  • AndyYS AndyYS on Dec 18, 2017

    My brother-in-law has a 4 door F150. Very comfortable and great visibility for the driver. Convenient if you have to haul things. But he never uses it in situations where he'd have to park in a crowded parking lot or on the street. I live in the suburbs and don't haul things so I can't see the logic of spending big bucks for one.

  • CombiCoupe99 CombiCoupe99 on Dec 18, 2017

    No small truck in America. Not because they don't have a market, certainly they'll take that $13,000 profit over less profit - even it means SCREWING a large percentage of the country who can step into a F150 with 125,000 miles. If ANY world manufacturer wants to break into the US market - give us a small truck again. You'll be the Honda of the 70s and 80s.

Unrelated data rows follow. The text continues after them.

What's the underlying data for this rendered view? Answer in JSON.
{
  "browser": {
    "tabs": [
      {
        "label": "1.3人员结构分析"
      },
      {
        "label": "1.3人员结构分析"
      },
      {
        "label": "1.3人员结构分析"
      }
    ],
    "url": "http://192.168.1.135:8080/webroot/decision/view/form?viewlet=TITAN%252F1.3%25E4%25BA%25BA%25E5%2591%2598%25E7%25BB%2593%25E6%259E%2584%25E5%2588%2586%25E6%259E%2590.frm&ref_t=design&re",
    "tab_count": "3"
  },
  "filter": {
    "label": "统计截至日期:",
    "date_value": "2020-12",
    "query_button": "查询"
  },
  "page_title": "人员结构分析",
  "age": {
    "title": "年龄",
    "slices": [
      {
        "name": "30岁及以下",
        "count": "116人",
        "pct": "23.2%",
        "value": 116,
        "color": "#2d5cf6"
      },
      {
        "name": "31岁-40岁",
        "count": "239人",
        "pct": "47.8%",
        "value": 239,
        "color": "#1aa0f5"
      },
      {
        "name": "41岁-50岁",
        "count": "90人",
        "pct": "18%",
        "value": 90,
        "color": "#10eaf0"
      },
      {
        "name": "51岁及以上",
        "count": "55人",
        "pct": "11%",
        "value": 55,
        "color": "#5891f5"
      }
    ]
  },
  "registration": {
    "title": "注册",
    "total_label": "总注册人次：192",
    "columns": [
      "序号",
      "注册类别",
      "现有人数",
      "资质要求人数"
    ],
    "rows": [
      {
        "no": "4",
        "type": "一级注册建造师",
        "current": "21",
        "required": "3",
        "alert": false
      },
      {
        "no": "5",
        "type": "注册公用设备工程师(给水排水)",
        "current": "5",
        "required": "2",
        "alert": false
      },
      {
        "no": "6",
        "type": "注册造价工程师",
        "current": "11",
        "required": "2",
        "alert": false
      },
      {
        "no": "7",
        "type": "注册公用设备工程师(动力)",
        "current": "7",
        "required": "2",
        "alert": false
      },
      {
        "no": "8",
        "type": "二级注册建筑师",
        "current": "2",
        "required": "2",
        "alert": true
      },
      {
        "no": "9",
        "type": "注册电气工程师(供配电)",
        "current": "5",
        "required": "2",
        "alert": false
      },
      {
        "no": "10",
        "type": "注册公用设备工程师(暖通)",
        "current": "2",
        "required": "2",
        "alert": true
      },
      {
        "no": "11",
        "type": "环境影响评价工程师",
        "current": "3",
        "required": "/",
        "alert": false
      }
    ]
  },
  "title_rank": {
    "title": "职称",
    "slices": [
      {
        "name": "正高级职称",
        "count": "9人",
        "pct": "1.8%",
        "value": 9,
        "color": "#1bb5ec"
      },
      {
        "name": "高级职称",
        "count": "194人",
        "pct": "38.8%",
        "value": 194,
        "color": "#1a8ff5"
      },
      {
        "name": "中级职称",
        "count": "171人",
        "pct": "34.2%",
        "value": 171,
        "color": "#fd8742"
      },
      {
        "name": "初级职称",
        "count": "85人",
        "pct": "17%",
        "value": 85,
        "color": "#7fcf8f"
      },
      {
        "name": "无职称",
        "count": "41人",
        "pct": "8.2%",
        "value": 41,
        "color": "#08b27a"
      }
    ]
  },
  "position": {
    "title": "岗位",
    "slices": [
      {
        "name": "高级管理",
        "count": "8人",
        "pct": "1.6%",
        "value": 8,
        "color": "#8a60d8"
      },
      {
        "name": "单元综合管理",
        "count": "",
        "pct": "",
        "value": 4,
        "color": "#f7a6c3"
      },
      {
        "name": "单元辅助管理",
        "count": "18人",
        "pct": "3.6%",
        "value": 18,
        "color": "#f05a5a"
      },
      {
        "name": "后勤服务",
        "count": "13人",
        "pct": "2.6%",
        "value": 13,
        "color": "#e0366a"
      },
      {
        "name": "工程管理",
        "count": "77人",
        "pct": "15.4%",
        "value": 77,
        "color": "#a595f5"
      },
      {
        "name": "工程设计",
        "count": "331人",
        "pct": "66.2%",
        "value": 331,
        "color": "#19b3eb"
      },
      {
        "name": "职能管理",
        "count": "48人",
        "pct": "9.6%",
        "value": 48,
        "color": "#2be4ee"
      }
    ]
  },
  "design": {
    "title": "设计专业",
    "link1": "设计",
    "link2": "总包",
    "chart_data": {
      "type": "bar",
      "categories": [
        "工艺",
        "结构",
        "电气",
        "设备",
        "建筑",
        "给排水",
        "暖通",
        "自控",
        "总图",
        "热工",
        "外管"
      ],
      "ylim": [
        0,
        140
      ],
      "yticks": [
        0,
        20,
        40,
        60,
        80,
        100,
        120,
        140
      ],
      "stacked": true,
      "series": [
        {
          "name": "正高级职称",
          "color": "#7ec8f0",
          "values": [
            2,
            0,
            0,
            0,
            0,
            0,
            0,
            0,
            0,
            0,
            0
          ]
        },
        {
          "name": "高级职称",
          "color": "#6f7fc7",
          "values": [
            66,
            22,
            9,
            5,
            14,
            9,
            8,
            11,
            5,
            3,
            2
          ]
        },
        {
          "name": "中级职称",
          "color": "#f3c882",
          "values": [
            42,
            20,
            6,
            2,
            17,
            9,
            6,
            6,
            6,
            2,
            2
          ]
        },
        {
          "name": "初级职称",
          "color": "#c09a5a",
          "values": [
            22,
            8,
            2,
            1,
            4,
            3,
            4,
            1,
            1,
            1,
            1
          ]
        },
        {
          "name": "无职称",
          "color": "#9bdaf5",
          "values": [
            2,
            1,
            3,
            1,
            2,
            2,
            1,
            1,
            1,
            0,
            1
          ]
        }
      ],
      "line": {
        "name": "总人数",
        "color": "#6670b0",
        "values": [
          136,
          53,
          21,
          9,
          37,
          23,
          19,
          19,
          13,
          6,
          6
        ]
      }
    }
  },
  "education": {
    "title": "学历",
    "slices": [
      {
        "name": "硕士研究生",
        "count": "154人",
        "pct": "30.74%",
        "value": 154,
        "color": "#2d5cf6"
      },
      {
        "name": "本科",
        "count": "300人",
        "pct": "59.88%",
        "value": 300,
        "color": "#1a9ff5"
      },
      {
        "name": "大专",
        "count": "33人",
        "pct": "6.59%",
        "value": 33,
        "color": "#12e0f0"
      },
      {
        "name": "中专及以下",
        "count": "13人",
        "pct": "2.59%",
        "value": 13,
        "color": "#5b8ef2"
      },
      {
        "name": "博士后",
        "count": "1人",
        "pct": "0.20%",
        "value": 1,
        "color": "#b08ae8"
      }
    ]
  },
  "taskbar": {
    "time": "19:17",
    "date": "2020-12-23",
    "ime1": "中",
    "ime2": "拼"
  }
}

    • See 9 previous
    • Krhodes1 Krhodes1 on Dec 24, 2017

      @krhodes1 Of course. I can afford to drive whatever I damned well please. But inefficiency does not please me unless there is a really good reason for it. Speed is not enough of a reason. I put up with the Rover because nothing else that can do what it does is much better. My problem, albiet a very first world one, is that I can afford any reasonable new car I care to buy - let's say up to $100K (not that I would ever spend that much). But there is just about nothing that I care to buy. I don't have garage space in FL for toys yet. But I will, and I am sure there will be some interesting older additions to the fleet. I like fully depreciated vehicles too. I like it even better when I am the one to do ALL the depreciating. But it isn't a hard requirement either way.